Supported by the ECB's stimulus, the euro area economy expanded 2.5 percent in 2017, the fastest pace in a decade. However, the momentum slowed this year and the bank is set to end asset purchases at a time when the economy is showing signs of a sustained slowdown.
In September, the ECB Staff trimmed the growth projections for this year, and next, to 2 percent and 1.8 percent, respectively. Draghi will release the latest set of projections on Thursday that is expected to reveal a further downgrade of the forecast for the coming years and refer to downside risks.
Inflation is yet to embark on a sustainable path to hit the ECB's target of "below, but close to 2 percent", confounding the bank's projections. Core inflation, which excludes energy, food, alcohol & tobacco, has been hovering around 1 percent in the past several months.

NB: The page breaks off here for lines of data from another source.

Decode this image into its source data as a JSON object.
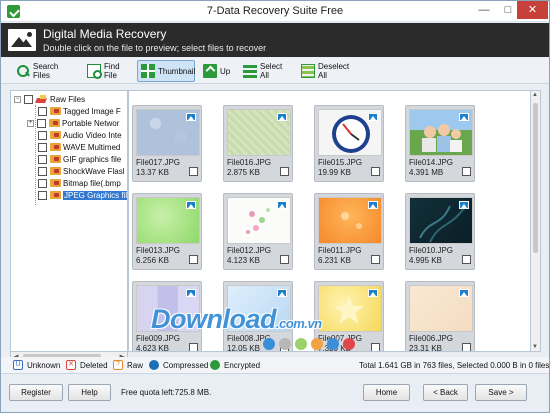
{
  "window": {
    "title": "7-Data Recovery Suite Free",
    "min": "—",
    "max": "□",
    "close": "✕"
  },
  "header": {
    "title": "Digital Media Recovery",
    "subtitle": "Double click on the file to preview; select files to recover"
  },
  "toolbar": {
    "search": "Search Files",
    "find": "Find File",
    "thumbnail": "Thumbnail",
    "up": "Up",
    "select_all": "Select All",
    "deselect_all": "Deselect All"
  },
  "tree": {
    "root": "Raw Files",
    "items": [
      {
        "label": "Tagged Image F"
      },
      {
        "label": "Portable Networ"
      },
      {
        "label": "Audio Video Inte"
      },
      {
        "label": "WAVE Multimed"
      },
      {
        "label": "GIF graphics file"
      },
      {
        "label": "ShockWave Flasl"
      },
      {
        "label": "Bitmap file(.bmp"
      },
      {
        "label": "JPEG Graphics fil"
      }
    ]
  },
  "files": [
    {
      "name": "File017.JPG",
      "size": "13.37 KB",
      "thumb": "blue-texture"
    },
    {
      "name": "File016.JPG",
      "size": "2.875 KB",
      "thumb": "green-texture"
    },
    {
      "name": "File015.JPG",
      "size": "19.99 KB",
      "thumb": "clock"
    },
    {
      "name": "File014.JPG",
      "size": "4.391 MB",
      "thumb": "family-photo"
    },
    {
      "name": "File013.JPG",
      "size": "6.256 KB",
      "thumb": "green-gradient"
    },
    {
      "name": "File012.JPG",
      "size": "4.123 KB",
      "thumb": "flowers"
    },
    {
      "name": "File011.JPG",
      "size": "6.231 KB",
      "thumb": "orange"
    },
    {
      "name": "File010.JPG",
      "size": "4.995 KB",
      "thumb": "dark-teal"
    },
    {
      "name": "File009.JPG",
      "size": "4.623 KB",
      "thumb": "purple-blocks"
    },
    {
      "name": "File008.JPG",
      "size": "12.05 KB",
      "thumb": "light-blue"
    },
    {
      "name": "File007.JPG",
      "size": "7.329 KB",
      "thumb": "yellow-star"
    },
    {
      "name": "File006.JPG",
      "size": "23.31 KB",
      "thumb": "peach"
    }
  ],
  "legend": {
    "unknown": "Unknown",
    "deleted": "Deleted",
    "raw": "Raw",
    "compressed": "Compressed",
    "encrypted": "Encrypted"
  },
  "status": "Total 1.641 GB in 763 files, Selected 0.000 B in 0 files.",
  "bottom": {
    "register": "Register",
    "help": "Help",
    "quota": "Free quota left:725.8 MB.",
    "home": "Home",
    "back": "< Back",
    "save": "Save >"
  },
  "watermark": {
    "text": "Download",
    "domain": ".com.vn"
  },
  "colors": {
    "header_bg": "#2b2b2b",
    "accent_green": "#2b9a3a",
    "selection": "#3078d0"
  }
}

The bank maintained its inflation projection for this year, next and 2020 at 1.7 percent in September.
Economists also speculate a return of another of ECB's unorthodox policy tools - the Targeted Longterm Refinancing Operations or TLTRO, in the coming months. Under this, the ECB gives longer-term loans to financial institutions at attractive rates to boost lending in the real economy.
The APP was implemented in 2015 and the monthly asset purchases at the beginning was EUR 60 billion, which was raised to EUR 80 billion in 2016. The size of monthly asset purchases was scaled back to EUR 60 billion in 2017 and to EUR 30 billion at the start of this year.
In June, the ECB announced that its monthly bond purchases will be halved to EUR 15 billion in September, and said it will continue so till the end of December.